At Koukourarata/Port Levy by John O'Connor

with Alistair Te Ariki Campbell, Helen Jacobs & Mark Pirie, June 3 2001

we parked the car by the memorial
to Taawao, the Ngapuhi missionary

which greets you as you arrive
on the final flat that horseshoes

round the bay to the wharf &
a collection of sheds & boatsheds --

it was full tide, a spring tide,
the water foreshortening the hills by

a myth or 2. we were too close
yet close enough to see. somebody

wisecracked about the gullibility
of biography -- or biographers -- as

an afterthought to thinking that
Mick Stimpson -- "Dirty Mick" -- had

humped his load of fish past here
many a time, as we turned back

& walked together towards the
cemetery beyond the gum tree

just off road, 2 gates
& you're there -- standing above the bay.

& I'd never seen the bay
so beautiful, in the winter air

smoke rising & the magpies
absent, for once, there weren't

even the usual sheep in the grave-
yard that had so disturbed

my American guest a few months before.
just Stimpson's grave at Port Levy

a bare headstone that as you say
may or may not be above the right

person. Alistair, you also said
that the mistakes don't matter

& quoted Auden on Yeats who
hadn't died in the depths of winter

but in Spain, sunny Spain, &
as we left the spot the Maori

kids ran after us, playing &
also visiting the graves, who

stopped by the gate before leaving
& washed their hands & flicked

the drops away. I
latched the gate and followed
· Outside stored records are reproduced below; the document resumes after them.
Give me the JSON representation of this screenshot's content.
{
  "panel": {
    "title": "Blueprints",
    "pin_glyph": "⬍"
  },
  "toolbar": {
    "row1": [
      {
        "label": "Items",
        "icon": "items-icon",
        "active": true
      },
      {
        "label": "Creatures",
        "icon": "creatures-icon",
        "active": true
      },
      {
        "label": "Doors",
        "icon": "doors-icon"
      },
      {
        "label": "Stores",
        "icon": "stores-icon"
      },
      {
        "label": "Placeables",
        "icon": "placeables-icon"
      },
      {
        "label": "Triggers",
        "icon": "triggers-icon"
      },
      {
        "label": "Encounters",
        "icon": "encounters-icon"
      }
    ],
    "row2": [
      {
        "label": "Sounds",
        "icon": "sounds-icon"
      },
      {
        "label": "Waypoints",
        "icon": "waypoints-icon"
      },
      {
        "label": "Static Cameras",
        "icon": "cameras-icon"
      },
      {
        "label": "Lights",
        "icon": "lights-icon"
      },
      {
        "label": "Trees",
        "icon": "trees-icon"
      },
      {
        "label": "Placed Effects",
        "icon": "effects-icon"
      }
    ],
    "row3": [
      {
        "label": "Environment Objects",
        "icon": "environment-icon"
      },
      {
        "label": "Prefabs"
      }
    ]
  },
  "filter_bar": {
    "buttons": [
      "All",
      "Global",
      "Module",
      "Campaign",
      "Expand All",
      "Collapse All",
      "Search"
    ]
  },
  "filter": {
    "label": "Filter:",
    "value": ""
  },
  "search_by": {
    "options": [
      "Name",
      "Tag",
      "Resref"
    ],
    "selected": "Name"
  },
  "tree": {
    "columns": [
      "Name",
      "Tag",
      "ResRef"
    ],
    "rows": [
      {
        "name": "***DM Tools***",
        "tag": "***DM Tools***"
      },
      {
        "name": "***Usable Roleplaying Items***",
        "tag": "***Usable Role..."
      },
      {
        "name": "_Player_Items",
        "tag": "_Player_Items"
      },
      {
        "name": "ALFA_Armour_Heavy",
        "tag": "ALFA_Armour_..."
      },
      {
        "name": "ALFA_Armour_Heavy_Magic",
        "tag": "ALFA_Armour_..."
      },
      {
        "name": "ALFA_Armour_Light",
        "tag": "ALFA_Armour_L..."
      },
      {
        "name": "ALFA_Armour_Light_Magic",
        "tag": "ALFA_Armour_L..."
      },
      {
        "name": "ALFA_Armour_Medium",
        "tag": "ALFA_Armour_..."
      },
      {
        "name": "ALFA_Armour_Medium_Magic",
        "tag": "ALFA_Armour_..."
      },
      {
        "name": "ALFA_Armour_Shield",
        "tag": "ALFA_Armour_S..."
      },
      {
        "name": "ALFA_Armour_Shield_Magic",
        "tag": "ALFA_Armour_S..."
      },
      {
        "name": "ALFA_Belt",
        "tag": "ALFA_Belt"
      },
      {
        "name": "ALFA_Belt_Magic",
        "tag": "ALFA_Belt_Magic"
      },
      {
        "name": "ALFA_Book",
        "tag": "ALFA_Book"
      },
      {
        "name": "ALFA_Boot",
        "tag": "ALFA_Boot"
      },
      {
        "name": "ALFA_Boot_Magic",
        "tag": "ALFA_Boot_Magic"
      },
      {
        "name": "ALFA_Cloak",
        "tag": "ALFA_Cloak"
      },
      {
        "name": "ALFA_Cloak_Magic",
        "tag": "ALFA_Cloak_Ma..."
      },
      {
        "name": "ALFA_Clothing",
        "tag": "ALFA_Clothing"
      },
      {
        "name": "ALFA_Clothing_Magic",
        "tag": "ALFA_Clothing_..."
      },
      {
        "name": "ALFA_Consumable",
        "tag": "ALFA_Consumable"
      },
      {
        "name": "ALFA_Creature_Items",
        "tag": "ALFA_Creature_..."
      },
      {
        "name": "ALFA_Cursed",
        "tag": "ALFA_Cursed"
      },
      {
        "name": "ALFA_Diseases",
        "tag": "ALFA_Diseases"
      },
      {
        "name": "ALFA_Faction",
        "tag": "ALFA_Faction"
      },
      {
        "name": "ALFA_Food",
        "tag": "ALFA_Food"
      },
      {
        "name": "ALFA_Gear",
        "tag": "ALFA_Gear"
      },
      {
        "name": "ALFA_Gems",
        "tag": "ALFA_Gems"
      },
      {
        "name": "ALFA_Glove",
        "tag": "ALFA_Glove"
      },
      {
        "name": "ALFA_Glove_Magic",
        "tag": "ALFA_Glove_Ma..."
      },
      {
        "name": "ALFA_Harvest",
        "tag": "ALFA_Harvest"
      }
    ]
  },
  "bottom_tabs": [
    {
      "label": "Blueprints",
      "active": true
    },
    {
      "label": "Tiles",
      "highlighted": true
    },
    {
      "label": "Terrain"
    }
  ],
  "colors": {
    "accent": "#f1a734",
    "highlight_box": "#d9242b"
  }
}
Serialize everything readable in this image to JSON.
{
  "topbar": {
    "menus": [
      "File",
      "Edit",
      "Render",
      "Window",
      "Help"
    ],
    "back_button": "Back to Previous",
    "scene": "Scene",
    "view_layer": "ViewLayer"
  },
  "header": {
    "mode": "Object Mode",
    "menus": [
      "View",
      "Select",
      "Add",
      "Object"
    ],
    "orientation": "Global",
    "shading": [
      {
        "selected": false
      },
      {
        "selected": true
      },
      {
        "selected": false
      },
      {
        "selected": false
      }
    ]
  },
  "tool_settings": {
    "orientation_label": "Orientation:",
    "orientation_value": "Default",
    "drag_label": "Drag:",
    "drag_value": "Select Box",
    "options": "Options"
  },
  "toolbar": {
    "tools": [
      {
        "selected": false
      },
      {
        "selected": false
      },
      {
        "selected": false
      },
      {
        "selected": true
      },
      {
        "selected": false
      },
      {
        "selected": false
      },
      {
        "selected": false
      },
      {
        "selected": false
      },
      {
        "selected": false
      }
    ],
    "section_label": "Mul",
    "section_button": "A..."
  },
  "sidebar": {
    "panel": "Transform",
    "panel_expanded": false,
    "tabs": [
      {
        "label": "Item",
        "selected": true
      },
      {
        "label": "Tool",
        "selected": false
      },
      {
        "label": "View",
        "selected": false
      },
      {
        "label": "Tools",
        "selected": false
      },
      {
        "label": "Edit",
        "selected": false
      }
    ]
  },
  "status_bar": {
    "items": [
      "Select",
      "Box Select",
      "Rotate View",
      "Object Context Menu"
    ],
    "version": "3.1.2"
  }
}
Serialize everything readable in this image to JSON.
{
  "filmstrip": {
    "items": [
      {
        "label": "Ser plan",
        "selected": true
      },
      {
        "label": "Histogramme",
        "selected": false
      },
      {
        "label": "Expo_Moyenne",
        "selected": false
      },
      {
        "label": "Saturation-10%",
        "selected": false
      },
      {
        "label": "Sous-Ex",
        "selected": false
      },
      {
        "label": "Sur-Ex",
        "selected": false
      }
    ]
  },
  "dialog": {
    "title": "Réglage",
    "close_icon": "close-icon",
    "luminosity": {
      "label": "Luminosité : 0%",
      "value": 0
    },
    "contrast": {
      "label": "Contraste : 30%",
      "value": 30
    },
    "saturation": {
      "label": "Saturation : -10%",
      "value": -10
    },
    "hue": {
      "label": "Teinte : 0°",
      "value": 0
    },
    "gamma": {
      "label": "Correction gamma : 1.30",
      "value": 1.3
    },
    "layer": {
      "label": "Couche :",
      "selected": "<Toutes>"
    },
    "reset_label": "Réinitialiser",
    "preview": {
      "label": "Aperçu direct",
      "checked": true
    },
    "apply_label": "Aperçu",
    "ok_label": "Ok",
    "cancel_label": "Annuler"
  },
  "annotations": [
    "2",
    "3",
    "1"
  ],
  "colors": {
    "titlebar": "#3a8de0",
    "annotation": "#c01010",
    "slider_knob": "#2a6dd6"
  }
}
you all downhill. & the kid
who asked were we old --

a naïve & unexpected question
which I liked & you replied to --

you later said she was the spirit
of the place. she had come

from the creek that cuts the road
& afterward went back to the

smoky yard of a Maori family's
home or bach. how do you

end a poem like this without
saying that all poems are about

love & death -- as you had?

Published with permission of HeadworX Publishers

This post today is to honour the passing of one of Christchurch and Canterbury's poetic identities, John O'Connor. John died suddenly on 12 May 2015.

John O'Connor founded the poetry magazine, plainwraps, in 1989. He has been an occasional editor of Spin, Takahe and the NZ Poetry Society's annual anthology. He was co-founder of Sudden Valley Press and Poets Group and was co-editor of the Canterbury Poets Combined Presses. He was on the committee of the Canterbury Poets Collective for twelve years, five of those as Chair.

John's many poetry collections include Laying Autumn's Dust (Line Print, 1983), Citizen of No Mean City (Concept Publishing, 1985), As It Is (Sudden Valley Press, 1997), A Particular Context (Sudden Valley Press, 1999), Working Voices (with Eric Mould) (Hallard Press, 2003), Parts of the Moon: Selected Haiku (Post Pressed, 2007), Cornelius & Co: Collected Working Class Verse (Post Pressed, 2010), Bright the Harvest Moon (Poets Group, 2011), Aspects of Reality (HeadworX, 2013) and Whistling in the Dark (HeadworX, 2014).


Claire Beynon said...

Thank you, Andrew, for this treasure. No need for eavesdropping here - John's intimate, conversational tone invites us, the reader, right in.

Helen McKinlay said...

This fills me with such nostalgia for Christchurch and its coastline and its poets. Such sparse clear writing...with so much meaning and John's humour illuminating all. Thanks for posting this in memory of John Andrew.

Rob Allan said...

This is a lovely evocation of John in place with friends and poets. What a good choice. Rob Allan.

Jennifer Compton said...

vale john

Helen Lowe said...

This is a great choice, Andrew -- vintage O'Connor.

Jen Long said...

Loved the rich,gentle,visual imagery. Thanks.